<<<<

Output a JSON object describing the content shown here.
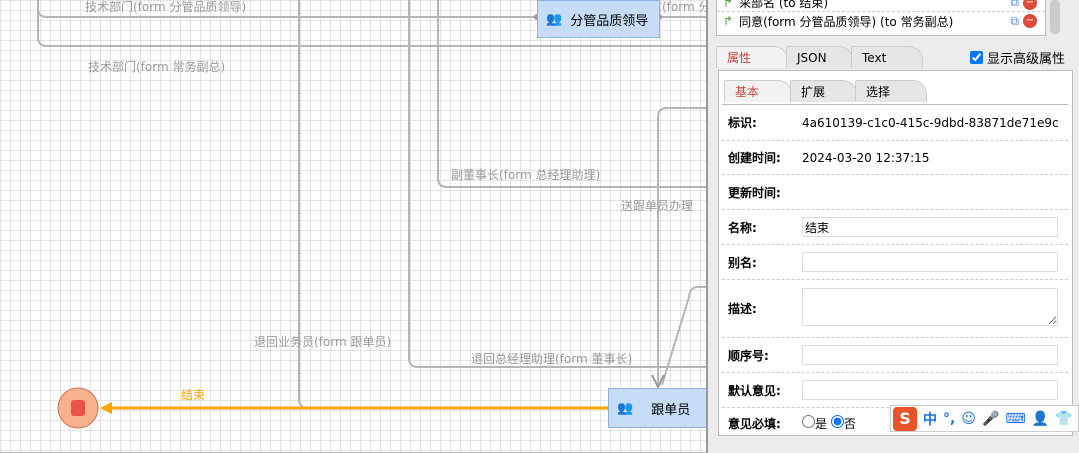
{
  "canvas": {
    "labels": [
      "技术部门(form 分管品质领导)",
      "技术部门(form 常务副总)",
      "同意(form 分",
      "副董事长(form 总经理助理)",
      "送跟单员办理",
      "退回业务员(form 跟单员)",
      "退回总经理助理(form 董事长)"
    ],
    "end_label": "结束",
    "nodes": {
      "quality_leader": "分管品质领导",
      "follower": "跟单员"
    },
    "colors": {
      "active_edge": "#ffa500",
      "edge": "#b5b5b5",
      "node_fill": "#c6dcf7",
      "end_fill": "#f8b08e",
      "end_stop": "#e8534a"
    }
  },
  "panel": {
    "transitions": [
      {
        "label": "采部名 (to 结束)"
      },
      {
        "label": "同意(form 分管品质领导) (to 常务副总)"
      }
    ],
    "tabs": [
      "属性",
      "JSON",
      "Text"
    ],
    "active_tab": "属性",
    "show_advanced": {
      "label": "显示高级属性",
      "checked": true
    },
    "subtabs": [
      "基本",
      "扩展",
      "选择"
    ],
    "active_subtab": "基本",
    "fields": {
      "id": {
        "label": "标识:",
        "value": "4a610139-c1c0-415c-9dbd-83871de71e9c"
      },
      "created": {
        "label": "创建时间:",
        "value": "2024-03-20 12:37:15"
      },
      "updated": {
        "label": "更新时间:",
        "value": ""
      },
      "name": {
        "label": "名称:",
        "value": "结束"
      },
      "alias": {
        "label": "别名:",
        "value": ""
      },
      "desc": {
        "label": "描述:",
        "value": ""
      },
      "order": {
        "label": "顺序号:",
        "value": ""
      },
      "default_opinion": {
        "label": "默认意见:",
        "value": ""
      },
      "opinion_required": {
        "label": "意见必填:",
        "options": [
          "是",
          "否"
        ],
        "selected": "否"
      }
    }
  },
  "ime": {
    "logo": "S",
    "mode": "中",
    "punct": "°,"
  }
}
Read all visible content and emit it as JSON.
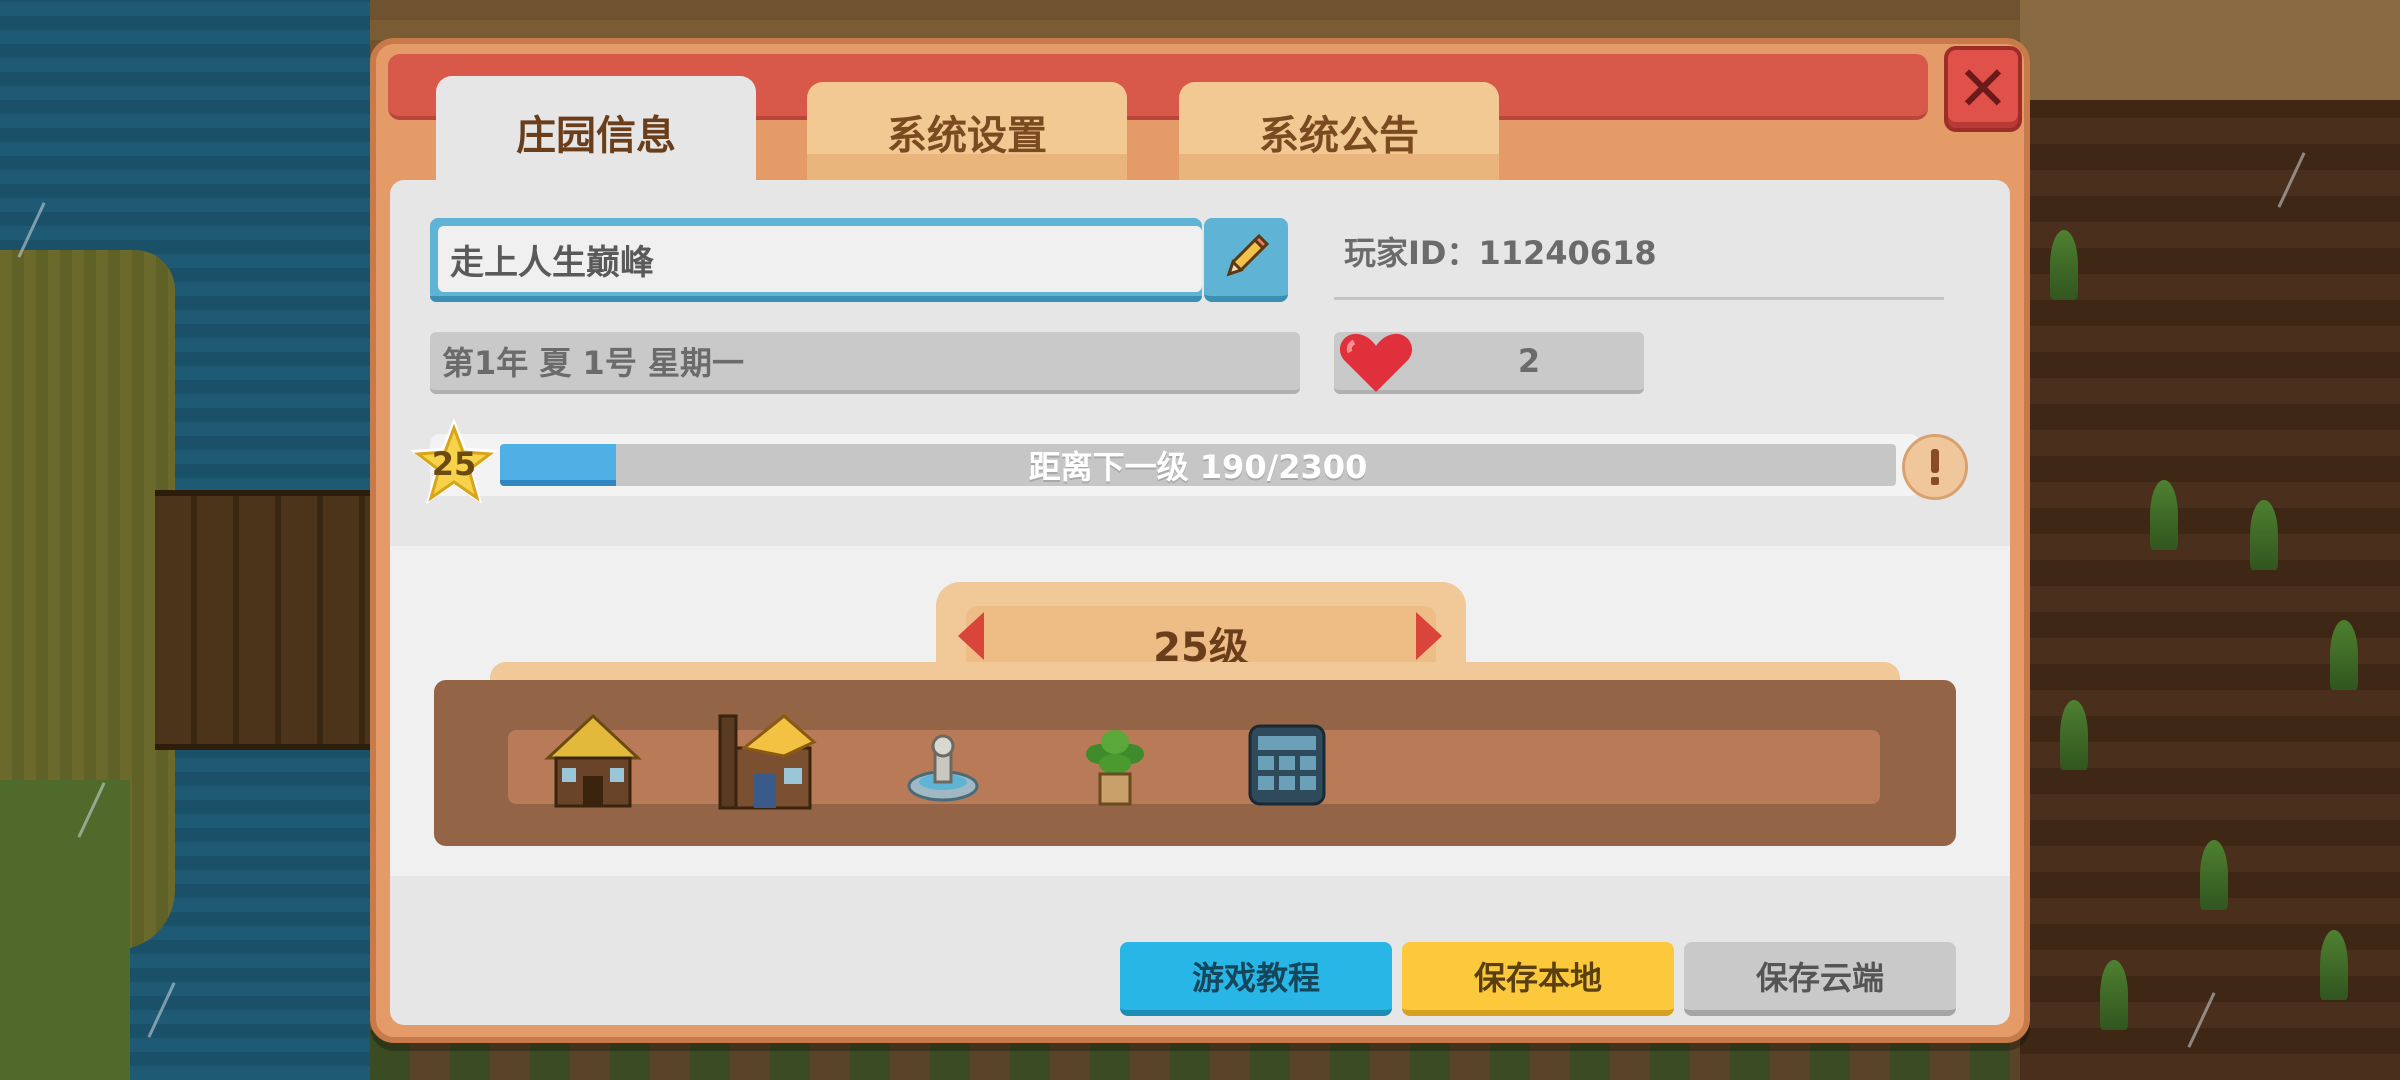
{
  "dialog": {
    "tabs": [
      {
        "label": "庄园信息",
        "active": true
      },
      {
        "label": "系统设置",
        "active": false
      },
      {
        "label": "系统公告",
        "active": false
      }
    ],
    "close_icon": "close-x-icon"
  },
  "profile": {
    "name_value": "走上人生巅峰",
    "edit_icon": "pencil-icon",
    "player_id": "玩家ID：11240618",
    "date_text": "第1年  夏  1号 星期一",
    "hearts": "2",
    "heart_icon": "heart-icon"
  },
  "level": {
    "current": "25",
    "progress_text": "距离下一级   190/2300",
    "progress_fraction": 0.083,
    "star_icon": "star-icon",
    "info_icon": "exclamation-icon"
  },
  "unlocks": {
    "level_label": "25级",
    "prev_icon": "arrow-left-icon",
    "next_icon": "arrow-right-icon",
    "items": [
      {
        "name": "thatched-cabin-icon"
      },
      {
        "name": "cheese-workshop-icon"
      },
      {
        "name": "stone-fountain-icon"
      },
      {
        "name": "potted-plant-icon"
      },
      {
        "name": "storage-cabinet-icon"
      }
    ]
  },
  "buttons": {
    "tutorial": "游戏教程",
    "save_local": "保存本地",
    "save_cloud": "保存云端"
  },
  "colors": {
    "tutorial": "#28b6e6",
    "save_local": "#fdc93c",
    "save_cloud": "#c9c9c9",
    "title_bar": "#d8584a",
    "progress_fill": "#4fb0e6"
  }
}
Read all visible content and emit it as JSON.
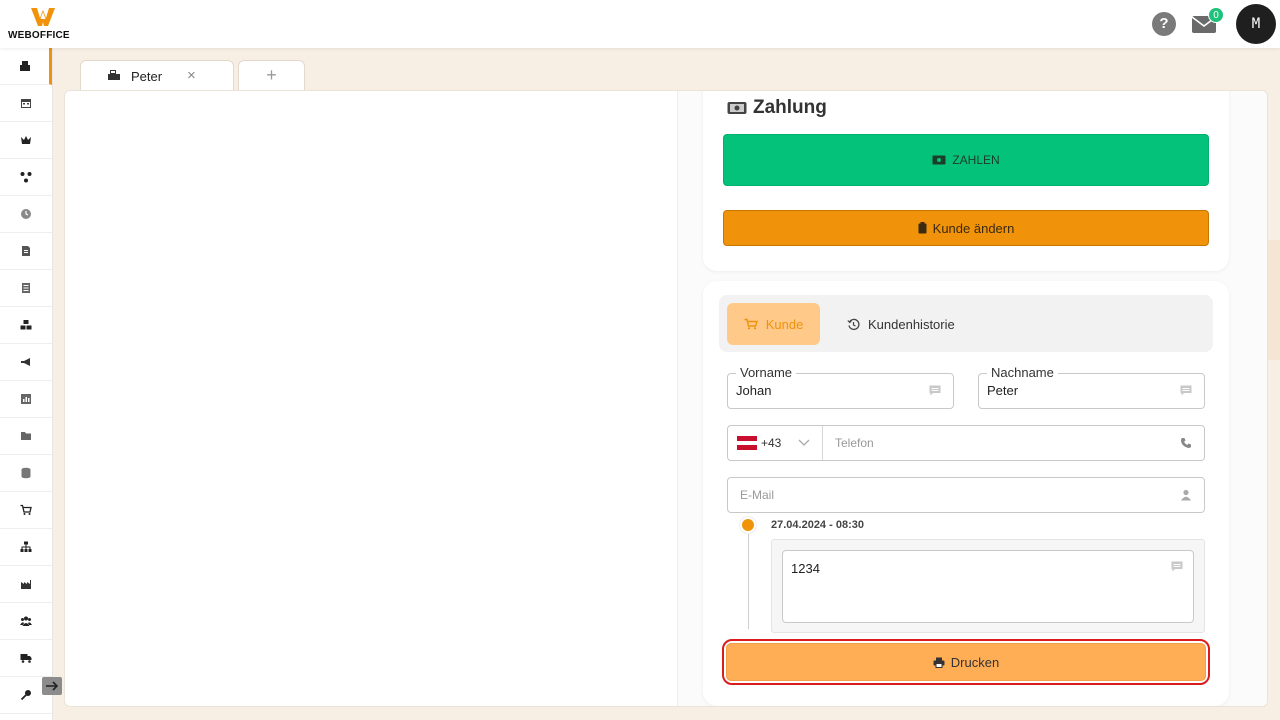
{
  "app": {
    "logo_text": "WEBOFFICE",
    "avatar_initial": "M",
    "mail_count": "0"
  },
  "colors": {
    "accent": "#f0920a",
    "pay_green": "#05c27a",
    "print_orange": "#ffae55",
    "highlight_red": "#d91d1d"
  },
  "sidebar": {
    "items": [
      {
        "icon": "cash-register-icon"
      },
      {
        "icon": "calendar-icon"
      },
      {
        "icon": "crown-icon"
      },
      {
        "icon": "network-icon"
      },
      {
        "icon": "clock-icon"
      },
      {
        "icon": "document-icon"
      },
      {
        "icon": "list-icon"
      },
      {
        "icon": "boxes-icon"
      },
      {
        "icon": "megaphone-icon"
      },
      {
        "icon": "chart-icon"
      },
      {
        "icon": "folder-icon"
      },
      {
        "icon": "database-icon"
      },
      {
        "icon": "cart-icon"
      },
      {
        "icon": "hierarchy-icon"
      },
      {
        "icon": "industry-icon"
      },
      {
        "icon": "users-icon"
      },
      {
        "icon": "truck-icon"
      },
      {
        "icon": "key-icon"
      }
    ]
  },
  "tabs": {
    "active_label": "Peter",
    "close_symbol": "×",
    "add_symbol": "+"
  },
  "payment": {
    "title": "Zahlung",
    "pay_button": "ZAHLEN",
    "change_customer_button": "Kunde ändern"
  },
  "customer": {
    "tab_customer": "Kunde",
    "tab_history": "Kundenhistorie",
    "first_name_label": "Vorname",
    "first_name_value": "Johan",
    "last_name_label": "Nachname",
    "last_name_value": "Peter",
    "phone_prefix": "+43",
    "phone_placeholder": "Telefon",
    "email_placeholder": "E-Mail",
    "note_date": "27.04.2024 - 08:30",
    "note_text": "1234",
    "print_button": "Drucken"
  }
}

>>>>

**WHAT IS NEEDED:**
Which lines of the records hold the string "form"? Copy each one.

**RESPONSE BELOW:**
      "技术部门(form 分管品质领导)",
      "技术部门(form 常务副总)",
      "同意(form 分",
      "副董事长(form 总经理助理)",
      "退回业务员(form 跟单员)",
      "退回总经理助理(form 董事长)"
        "label": "同意(form 分管品质领导) (to 常务副总)"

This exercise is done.